# [What the exercise asks]
Without carrying over a single picture, write out the records below exactly.

# [Records provided]

________________________________________

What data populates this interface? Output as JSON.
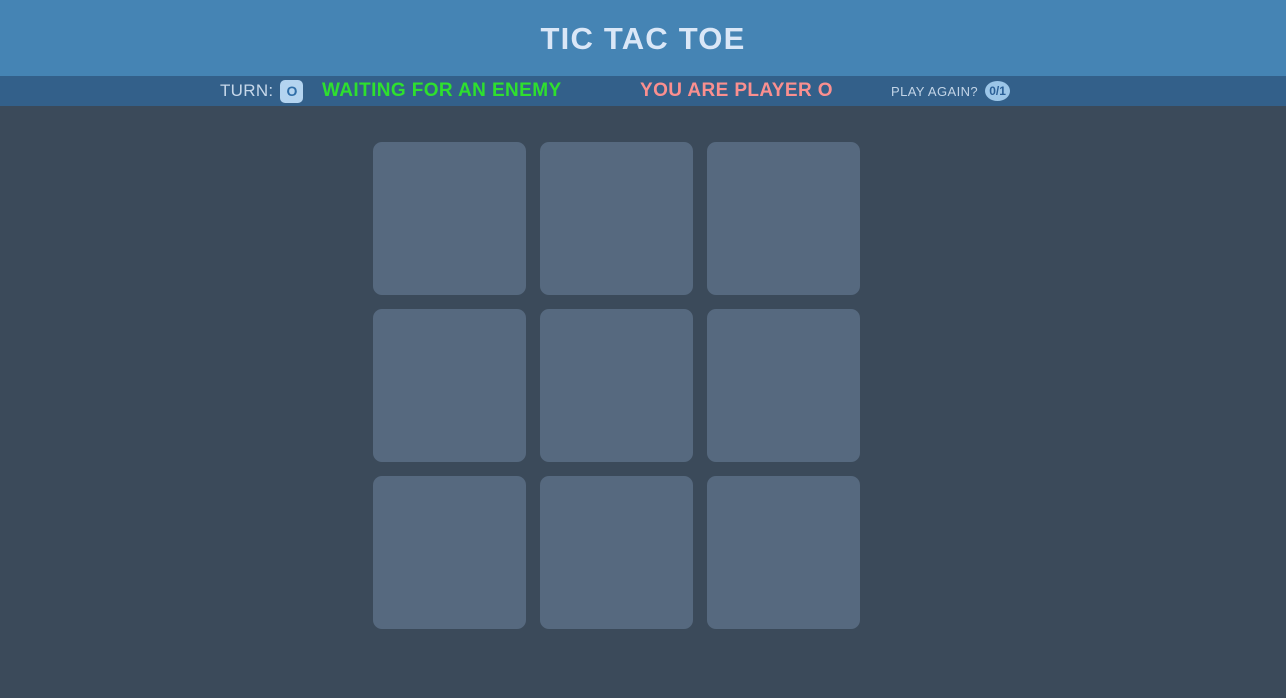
{
  "header": {
    "title": "TIC TAC TOE"
  },
  "statusbar": {
    "turn_label": "TURN:",
    "turn_badge": "O",
    "waiting_text": "WAITING FOR AN ENEMY",
    "player_text": "YOU ARE PLAYER O",
    "play_again_label": "PLAY AGAIN?",
    "play_again_badge": "0/1"
  },
  "board": {
    "cells": [
      "",
      "",
      "",
      "",
      "",
      "",
      "",
      "",
      ""
    ]
  },
  "colors": {
    "header_bg": "#4584b4",
    "statusbar_bg": "#33608a",
    "page_bg": "#3b4a5a",
    "cell_bg": "#56697f",
    "title_text": "#dae7f7",
    "waiting_text": "#2ee02e",
    "player_text": "#fa8f8f",
    "badge_bg": "#b4d4f0",
    "badge_text": "#2f6ea8"
  }
}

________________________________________

# [Output for this task]
What data populates this interface? Output as JSON.
{
  "header": {
    "title": "TIC TAC TOE"
  },
  "statusbar": {
    "turn_label": "TURN:",
    "turn_badge": "O",
    "waiting_text": "WAITING FOR AN ENEMY",
    "player_text": "YOU ARE PLAYER O",
    "play_again_label": "PLAY AGAIN?",
    "play_again_badge": "0/1"
  },
  "board": {
    "cells": [
      "",
      "",
      "",
      "",
      "",
      "",
      "",
      "",
      ""
    ]
  },
  "colors": {
    "header_bg": "#4584b4",
    "statusbar_bg": "#33608a",
    "page_bg": "#3b4a5a",
    "cell_bg": "#56697f",
    "title_text": "#dae7f7",
    "waiting_text": "#2ee02e",
    "player_text": "#fa8f8f",
    "badge_bg": "#b4d4f0",
    "badge_text": "#2f6ea8"
  }
}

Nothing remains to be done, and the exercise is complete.